Interesting | March 26th, 2008 by 0

Despite the larger amount of cars sold by BMW in 2007, Audi managed to be more profitable. An even more interesting aspect is that Audi …

Despite the larger amount of cars sold by BMW in 2007, Audi managed to be more profitable. An even more interesting aspect is that Audi accomplished this without having its own financing services. Some of the reason why BMW performed poorly in compare to Audi, lays in the fact that beside higher raw material prices, higher energy prices, our weak dollar, higher marketing expenses BMW, lots of money were invested in the Research & Development process and marketing of the Efficient Dynamics technology. 

The reason why I wanted to explain some of the reasons why BMW has not been more profitable than Audi back in 2007, is the article posted in Autoweek by Guido Reinking. He also has some interesting points and I am just going to paste his article below.

There was a surprise in last year's results, though. Audi's profit margin topped BMW's. And Audi accomplished the feat without a financial arm of its own. Parent company Volkswagen handles the brand's leasing and financing.

BMW's comparatively bad showing demonstrates just how right CEO Norbert Reithofer has been in pursuing drastic cost reductions. Anyone who continually sells more cars without making more money is heading in the wrong direction.

BMW's results can be excused only partly by rising raw material prices. In the United States, BMW has become a victim of its own success. The weak dollar most hurts the import company selling the most in the United States.

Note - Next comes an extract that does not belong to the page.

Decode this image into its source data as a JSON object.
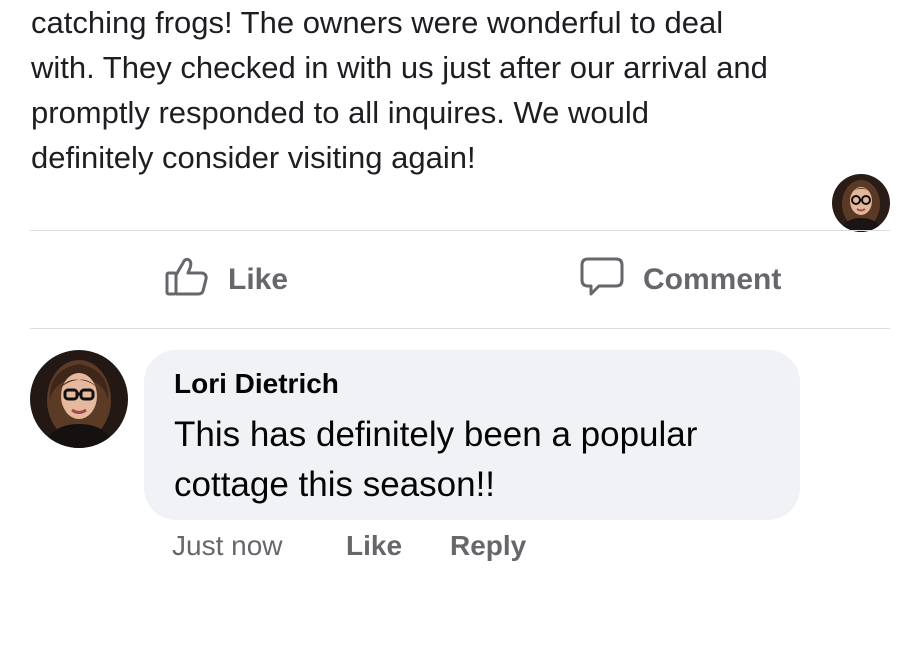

But some of BMW's problems are homegrown. The 7 series has $2,500-$5,000 dealer incentives in the United States. BMW wouldn't need to support the vehicle if it were more attractive.

The U.S.-built X5 premium SUV scores well with U.S. customers and reportedly has 60 percent local content. But its expensive engines and transmissions still come from Europe and must be paid for with a weak dollar. So it hasn't had the effect on BMW coffers that the company was seeking.

In a perverse sense, Audi should be grateful to Ralph Weyler, its departed sales and marketing chief. Contrary to his clear mandate, Weyler only halfheartedly looked after the American market.

Weyler's inattention helped put Audi far behind Mercedes and BMW in U.S. sales. But as an unintended positive result, the dollar's weakness today is barely affecting the company.

That's certainly a silver lining. In fact, it makes one wonder if the folks at Audi might be secretly hoping for Americans to buy a record number of BMWs again this year, too.

[Source: Autoweek ]